These difficulties notwithstanding, the AP 'peace process' appears to have set a trend in motion, with the Jharkhand government also offering a unilateral cease-fire with the PWG on June 19, 2004. The PWG's response, in this case, was a list of demands, including the immediate removal of paramilitary forces from extremist strongholds, investigation of alleged 'fake encounters' and the lodging of criminal cases against the guilty, withdrawal of all Prevention of Terrorism Act (POTA) cases against cadres, and lifting of the ban on the PWG - a combination of demands that the state government would find nigh impossible to accept.

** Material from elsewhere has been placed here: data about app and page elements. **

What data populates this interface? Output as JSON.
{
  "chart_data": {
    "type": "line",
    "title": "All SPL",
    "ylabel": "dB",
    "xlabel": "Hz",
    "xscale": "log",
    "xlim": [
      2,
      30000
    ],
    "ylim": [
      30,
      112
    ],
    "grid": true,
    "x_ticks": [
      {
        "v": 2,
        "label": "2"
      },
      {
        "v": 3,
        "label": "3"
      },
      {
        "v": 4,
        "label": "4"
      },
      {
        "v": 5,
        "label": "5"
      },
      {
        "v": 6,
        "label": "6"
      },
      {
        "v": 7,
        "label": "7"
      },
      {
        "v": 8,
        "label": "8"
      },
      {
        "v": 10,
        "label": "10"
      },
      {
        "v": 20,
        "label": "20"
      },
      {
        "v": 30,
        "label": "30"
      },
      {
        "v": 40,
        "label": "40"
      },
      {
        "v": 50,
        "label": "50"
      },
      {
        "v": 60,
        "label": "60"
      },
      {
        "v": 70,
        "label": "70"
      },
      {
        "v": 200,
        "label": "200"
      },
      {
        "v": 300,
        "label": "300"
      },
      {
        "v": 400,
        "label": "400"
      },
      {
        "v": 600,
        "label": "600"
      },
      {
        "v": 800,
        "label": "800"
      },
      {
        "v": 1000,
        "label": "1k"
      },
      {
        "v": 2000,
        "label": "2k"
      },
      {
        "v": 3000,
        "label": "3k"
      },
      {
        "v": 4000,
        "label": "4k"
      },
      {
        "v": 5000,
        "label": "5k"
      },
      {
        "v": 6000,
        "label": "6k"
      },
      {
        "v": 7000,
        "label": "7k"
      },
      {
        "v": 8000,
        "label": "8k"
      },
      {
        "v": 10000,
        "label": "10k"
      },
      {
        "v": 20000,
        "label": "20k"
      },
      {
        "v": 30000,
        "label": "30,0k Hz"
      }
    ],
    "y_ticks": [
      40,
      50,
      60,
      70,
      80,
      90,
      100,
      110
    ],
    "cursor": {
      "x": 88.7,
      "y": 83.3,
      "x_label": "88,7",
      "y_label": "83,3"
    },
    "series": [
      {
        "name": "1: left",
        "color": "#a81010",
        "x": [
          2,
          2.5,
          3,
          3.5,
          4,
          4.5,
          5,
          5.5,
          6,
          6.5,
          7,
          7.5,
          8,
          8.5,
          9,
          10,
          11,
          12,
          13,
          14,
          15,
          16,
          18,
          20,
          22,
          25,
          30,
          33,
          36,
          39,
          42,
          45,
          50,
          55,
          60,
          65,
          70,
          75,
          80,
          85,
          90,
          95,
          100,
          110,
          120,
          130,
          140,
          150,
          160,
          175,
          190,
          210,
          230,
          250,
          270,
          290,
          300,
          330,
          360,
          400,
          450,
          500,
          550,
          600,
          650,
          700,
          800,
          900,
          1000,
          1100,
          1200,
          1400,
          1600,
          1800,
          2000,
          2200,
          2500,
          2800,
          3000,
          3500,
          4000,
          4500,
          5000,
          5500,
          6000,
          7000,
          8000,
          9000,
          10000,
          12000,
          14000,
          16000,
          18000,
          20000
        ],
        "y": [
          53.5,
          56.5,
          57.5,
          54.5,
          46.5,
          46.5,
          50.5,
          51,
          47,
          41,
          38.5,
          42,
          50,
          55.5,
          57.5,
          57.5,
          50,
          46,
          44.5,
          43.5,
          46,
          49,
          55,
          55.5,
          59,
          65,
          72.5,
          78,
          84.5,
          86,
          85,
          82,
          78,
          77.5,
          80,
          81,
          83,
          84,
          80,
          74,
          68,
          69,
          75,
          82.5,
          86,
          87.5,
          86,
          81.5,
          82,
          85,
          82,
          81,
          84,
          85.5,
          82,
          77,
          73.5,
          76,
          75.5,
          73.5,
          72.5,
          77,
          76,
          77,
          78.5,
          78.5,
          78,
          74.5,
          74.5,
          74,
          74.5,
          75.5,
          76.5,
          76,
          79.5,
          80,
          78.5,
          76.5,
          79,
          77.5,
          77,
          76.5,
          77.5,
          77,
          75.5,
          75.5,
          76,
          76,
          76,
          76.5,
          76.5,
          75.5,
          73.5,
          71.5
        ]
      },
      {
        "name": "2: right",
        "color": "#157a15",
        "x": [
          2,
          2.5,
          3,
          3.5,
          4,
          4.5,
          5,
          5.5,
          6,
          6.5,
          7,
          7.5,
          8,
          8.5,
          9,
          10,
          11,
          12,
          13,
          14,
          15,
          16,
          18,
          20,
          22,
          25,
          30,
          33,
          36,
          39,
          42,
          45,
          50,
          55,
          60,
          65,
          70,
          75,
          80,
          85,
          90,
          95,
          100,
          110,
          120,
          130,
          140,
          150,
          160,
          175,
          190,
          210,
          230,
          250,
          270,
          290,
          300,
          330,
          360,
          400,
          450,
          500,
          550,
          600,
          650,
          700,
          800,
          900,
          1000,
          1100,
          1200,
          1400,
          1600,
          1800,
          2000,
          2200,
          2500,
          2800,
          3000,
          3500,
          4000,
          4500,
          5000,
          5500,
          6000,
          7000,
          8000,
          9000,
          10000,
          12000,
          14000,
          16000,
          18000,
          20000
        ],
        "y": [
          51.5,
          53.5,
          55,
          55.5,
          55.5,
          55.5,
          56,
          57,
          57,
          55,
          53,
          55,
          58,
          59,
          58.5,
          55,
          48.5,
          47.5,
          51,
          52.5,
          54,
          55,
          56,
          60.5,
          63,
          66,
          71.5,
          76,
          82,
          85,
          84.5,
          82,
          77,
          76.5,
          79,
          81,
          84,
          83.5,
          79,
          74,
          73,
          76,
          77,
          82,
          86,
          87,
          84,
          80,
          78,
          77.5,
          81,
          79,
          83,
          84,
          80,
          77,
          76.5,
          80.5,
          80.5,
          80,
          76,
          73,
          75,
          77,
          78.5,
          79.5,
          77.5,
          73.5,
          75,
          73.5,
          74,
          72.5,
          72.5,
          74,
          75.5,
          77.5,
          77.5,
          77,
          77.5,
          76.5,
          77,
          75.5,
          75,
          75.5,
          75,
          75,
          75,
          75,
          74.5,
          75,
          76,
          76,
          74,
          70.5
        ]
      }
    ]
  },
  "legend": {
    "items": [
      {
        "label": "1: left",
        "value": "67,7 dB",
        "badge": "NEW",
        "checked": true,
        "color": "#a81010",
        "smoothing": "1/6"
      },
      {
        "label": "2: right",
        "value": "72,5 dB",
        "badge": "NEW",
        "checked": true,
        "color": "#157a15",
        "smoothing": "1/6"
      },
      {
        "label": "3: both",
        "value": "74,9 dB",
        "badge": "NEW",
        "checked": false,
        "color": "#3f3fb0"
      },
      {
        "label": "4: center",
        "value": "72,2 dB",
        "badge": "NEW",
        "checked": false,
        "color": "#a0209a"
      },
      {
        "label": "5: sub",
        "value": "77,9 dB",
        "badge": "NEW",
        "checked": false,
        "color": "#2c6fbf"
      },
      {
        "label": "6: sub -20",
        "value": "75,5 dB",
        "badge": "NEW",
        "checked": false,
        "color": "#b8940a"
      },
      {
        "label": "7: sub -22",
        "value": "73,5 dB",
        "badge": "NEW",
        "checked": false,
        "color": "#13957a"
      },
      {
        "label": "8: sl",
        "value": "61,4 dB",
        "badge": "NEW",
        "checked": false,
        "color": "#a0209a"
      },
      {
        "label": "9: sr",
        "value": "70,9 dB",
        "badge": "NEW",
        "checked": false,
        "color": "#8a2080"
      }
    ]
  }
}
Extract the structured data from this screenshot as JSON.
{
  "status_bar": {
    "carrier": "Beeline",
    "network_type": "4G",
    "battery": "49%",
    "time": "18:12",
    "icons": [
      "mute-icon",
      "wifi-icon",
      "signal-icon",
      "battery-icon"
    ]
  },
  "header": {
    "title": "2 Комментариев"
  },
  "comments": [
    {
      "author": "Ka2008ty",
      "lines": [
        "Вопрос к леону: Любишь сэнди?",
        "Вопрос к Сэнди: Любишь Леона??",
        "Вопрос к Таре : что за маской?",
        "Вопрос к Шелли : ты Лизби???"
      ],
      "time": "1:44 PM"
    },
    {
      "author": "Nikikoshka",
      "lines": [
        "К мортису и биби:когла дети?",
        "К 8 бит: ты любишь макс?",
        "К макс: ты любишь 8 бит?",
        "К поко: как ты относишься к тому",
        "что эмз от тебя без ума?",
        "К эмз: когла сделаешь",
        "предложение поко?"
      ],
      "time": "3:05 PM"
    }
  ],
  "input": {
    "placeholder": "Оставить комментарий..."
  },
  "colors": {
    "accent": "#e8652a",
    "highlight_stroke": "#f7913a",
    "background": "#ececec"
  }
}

There is, today, an overwhelming need for a consolidated approach to the Naxalite problem, which extends across a number of states. Piecemeal efforts to solve the problem through negotiations in the past have only helped entrench the movement further. This danger needs to be recognized before another ill-conceived political gambit creates additional spaces for further Naxalite expansion. While talks with the extremists need not be entirely ruled out, it is necessary for such talks to be coordinated across states so that a permanent solution is at least visible - however improbable it may be. At present, negotiations are, at best, no more than an interregnum in the rising graph of extreme Left Wing violence
Nihar Nayak is Research Associate, Institute for Conflict Management. Courtesy, the South Asia Intelligence Review of the South Asia Terrorism Portal
For in-depth, objective and more importantly balanced journalism, Click here to subscribe to Outlook Magazine